3. Drug and Alcohol-Related Health Problems Occur
Addiction takes a toll on both the mind and body. All substances, including alcohol, have long-term health effects that can range from mild to severe. For example, the CDC reports that more than 50% of alcohol-related deaths are due to health effects from chronic alcoholism, such as liver disease, heart disease, or various types of cancer.
The substance-related health problems people experience depend on which type of drug they are addicted to and which method of administration is used to get high. Other common short and long-term health effects of addiction include:
- Infection (abscesses, skin infections, blood infections, etc)
- Weight loss or gain
- Lung disease
- Mental illness
- Cognitive decline
If your loved one is experiencing consequences on their health due to their addiction, it is time to stage an intervention and convince them to get help.
4. Dangerous or Illegal Behaviors

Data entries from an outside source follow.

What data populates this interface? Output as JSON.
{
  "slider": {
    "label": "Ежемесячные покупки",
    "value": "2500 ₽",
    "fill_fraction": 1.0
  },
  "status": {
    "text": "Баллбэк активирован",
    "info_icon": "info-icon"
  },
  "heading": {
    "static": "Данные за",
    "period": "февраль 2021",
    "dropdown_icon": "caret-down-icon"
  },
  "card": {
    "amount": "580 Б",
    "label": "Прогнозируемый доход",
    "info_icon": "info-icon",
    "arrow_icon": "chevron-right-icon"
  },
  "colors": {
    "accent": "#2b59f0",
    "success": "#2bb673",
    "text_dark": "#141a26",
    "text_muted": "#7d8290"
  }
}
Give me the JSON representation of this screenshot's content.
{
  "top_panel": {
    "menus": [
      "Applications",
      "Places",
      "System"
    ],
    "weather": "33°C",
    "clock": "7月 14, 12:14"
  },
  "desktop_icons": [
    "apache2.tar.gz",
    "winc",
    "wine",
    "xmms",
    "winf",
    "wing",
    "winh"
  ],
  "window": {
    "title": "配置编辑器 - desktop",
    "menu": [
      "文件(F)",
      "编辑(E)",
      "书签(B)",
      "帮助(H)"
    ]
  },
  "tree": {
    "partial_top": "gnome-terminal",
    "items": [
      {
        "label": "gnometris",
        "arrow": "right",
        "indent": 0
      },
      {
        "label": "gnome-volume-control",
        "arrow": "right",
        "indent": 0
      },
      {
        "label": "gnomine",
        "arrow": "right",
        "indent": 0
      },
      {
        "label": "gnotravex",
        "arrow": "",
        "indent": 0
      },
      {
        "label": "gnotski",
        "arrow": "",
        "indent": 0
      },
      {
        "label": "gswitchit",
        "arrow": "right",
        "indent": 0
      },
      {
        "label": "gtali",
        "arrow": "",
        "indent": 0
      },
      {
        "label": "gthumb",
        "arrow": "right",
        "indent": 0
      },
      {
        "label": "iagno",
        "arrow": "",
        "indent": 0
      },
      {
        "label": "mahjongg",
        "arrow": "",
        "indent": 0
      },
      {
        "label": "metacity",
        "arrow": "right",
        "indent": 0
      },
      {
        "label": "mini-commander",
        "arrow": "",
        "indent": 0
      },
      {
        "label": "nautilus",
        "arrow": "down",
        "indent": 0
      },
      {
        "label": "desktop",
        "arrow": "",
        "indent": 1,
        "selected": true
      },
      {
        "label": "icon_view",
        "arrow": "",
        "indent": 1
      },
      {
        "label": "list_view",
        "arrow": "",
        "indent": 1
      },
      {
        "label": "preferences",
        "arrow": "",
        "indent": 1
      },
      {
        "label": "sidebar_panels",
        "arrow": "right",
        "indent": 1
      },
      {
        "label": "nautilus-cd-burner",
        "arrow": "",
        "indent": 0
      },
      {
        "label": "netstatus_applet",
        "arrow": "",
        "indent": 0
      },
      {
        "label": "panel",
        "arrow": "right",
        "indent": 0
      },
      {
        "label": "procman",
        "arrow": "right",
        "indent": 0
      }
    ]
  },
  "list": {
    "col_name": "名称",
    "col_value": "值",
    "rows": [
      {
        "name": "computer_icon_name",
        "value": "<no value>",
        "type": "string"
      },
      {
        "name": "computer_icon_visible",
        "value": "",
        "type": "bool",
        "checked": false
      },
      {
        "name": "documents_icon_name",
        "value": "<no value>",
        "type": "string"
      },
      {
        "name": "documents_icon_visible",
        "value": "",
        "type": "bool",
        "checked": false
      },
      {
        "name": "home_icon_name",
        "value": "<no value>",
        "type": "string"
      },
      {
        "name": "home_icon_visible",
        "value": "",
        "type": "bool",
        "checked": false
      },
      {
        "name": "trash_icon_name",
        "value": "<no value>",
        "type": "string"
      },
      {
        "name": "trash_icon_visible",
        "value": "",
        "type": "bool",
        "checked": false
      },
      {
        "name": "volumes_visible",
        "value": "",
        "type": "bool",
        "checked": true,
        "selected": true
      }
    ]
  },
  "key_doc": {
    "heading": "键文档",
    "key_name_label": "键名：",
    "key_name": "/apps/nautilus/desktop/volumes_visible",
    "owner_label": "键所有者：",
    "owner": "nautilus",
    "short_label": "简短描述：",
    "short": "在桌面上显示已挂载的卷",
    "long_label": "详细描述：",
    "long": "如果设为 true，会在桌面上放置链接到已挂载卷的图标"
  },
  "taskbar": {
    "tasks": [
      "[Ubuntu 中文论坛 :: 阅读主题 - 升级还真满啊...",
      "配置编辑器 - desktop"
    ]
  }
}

In 2004, 17% of state prisoners and 18% of federal inmates admit to committing crimes related to their current offense to obtain money for drugs. Today, the vast majority of state and federal inmates are in custody for drug-related charges.
Again, it’s not that people who suffer from addiction are bad people, it’s that their judgment is impaired by the disease of addiction. Examples of dangerous or illegal behaviors people may engage in include:
- Driving under the influence
- Stealing money from family, friends, and work
- Selling drugs
- Smuggling drugs
- Public intoxication
- Identity theft
- Tax crimes
Sometimes, a person’s behaviors may not be illegal, but they could be dangerous, like having unprotected sex, sharing needles with other people, and lying to loved ones.
5. Inability to Make Sound Decisions for Oneself
Denial is an extremely common feature among people who struggle with addiction. These individuals often believe they don’t have a problem or that their addiction isn’t bad enough to warrant a trip to rehab. Not only that, but drug abuse changes the way the brain works. Addicted individuals get a reward response when they use substances and struggle with decision-making as a result of their condition.
If you are certain your loved one struggles with addiction and is unable to come to this conclusion themselves, it’s time to stage an addiction intervention.
6. Hitting Rock Bottom But Refusing to Go to Rehab
Drug and alcohol addiction brings out the worst in people. Addiction is chronic, progressive, and can drive individuals to desperation. Many people aren’t willing to go to rehab until they have reached “rock bottom.” Rock bottom is a term used by people in recovery to describe the lowest point in their addiction that inspired them to get help.
Rock bottom is different for everyone, but examples of rock bottom include, but are not limited to:
- Losing one’s job
- Becoming homeless
- Getting kicked out of a living situation
- Getting arrested
- Surviving a life-threatening overdose
- Experiencing a traumatic event
In some situations, even people who reach rock bottom refuse to get help. This could be due to fear, shame, guilt, or feelings of worthlessness. If you have a loved one in one of these situations, a drug and alcohol intervention may be able to help.
Find Help for an Addicted Loved One Today
If you or a loved one are struggling with addiction, contact us today. We know just how difficult it can be to convince someone who doesn’t want help to accept the help being offered. But, we also know how effective treatment can be once you get a person to walk through our doors. With a success rate higher than the national average, we provide nothing less than individualized and comprehensive care.
Call us now for addiction help or intervention support for you or a loved one.